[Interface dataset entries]
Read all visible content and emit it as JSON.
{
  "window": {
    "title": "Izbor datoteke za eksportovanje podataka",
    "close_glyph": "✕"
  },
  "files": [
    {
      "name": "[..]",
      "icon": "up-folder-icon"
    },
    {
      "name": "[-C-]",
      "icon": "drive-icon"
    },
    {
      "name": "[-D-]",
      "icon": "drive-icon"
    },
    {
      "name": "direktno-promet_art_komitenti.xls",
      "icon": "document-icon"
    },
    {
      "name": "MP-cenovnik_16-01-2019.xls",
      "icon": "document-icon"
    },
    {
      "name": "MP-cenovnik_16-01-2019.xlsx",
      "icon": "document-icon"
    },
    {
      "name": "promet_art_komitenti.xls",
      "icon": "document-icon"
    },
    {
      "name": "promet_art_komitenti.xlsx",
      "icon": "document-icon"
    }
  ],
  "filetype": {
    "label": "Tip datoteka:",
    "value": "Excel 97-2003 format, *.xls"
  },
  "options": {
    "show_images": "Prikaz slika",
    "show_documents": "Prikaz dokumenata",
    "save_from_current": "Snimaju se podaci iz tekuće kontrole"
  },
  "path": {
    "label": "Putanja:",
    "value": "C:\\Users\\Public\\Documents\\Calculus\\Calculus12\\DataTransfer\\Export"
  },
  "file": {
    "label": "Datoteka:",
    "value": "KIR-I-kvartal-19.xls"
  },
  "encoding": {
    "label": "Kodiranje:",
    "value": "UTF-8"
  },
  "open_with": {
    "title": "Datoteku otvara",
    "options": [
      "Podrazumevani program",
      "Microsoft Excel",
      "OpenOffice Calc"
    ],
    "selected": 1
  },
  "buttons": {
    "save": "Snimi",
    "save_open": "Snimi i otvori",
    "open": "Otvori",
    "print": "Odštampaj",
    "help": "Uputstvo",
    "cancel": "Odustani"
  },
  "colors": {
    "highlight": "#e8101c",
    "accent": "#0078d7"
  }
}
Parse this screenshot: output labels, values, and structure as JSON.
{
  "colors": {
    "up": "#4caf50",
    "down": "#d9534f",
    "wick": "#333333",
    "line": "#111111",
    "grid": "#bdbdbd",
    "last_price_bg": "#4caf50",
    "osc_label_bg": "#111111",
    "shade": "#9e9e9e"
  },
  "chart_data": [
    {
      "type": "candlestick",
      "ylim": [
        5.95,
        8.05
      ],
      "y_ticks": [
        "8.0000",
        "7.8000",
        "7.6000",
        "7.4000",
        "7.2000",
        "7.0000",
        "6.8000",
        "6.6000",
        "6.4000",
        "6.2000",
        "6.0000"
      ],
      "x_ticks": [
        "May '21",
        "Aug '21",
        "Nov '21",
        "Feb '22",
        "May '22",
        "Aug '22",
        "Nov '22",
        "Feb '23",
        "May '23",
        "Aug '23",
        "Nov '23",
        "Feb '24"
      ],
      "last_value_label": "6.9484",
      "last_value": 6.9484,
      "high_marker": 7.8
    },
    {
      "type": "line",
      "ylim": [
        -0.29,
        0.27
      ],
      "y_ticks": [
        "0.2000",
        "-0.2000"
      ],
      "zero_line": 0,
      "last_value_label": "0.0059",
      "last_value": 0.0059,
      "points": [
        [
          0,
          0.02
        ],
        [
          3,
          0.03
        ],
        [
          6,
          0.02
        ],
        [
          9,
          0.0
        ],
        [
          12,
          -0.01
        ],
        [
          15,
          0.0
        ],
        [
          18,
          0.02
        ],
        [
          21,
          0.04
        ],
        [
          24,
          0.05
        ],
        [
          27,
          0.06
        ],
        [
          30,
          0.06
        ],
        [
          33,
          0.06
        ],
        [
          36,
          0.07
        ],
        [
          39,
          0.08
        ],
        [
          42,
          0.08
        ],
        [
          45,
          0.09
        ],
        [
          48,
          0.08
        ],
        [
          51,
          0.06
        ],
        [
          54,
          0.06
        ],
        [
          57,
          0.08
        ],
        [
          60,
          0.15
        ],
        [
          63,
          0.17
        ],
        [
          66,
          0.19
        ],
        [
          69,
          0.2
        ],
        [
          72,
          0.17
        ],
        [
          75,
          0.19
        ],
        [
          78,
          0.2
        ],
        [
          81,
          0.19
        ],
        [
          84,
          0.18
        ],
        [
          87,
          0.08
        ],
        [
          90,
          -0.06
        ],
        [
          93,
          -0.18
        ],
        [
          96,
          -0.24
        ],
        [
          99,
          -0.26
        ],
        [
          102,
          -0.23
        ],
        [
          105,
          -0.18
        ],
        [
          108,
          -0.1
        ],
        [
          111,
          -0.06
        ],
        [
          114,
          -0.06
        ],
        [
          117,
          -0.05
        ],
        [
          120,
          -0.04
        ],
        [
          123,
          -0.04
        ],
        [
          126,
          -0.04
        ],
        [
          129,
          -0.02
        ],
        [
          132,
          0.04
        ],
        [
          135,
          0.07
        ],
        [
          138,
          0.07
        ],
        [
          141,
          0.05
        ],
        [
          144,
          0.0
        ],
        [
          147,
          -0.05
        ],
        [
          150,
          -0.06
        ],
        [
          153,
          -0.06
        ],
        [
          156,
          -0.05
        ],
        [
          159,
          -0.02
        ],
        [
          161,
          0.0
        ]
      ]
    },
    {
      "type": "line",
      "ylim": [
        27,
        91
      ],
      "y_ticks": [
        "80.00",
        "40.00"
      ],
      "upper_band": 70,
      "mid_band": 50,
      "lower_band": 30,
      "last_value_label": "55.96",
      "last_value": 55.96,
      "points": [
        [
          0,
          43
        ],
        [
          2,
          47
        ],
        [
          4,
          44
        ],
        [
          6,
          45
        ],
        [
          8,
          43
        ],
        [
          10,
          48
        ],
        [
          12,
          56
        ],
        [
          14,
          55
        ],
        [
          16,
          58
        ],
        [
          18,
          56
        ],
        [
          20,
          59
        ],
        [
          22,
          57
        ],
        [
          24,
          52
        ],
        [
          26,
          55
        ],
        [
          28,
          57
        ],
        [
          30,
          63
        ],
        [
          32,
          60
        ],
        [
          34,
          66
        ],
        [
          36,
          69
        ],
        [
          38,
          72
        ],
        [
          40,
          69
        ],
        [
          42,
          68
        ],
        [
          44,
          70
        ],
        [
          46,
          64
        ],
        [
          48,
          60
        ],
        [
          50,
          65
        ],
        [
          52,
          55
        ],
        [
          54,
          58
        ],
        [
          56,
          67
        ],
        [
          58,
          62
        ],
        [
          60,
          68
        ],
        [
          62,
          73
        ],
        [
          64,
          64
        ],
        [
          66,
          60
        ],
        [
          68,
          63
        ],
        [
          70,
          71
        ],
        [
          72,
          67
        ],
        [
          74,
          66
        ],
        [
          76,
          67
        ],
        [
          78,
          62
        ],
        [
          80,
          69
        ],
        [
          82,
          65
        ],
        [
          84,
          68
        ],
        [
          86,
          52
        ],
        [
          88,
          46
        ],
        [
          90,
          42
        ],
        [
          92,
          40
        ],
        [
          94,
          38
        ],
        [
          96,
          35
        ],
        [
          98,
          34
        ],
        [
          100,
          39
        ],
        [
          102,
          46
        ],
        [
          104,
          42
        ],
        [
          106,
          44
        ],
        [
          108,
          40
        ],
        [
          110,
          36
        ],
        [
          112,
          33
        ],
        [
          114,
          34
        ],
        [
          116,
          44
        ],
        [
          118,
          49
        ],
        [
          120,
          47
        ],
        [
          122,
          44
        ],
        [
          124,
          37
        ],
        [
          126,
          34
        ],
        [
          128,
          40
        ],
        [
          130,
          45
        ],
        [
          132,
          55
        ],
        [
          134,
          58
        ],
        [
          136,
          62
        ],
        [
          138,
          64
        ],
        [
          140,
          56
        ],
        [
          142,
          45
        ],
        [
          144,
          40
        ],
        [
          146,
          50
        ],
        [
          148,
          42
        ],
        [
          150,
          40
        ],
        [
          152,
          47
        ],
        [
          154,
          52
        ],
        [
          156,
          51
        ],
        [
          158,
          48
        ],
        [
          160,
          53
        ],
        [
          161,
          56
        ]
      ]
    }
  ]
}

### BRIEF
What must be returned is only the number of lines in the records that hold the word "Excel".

### WRITTEN SOLUTION
2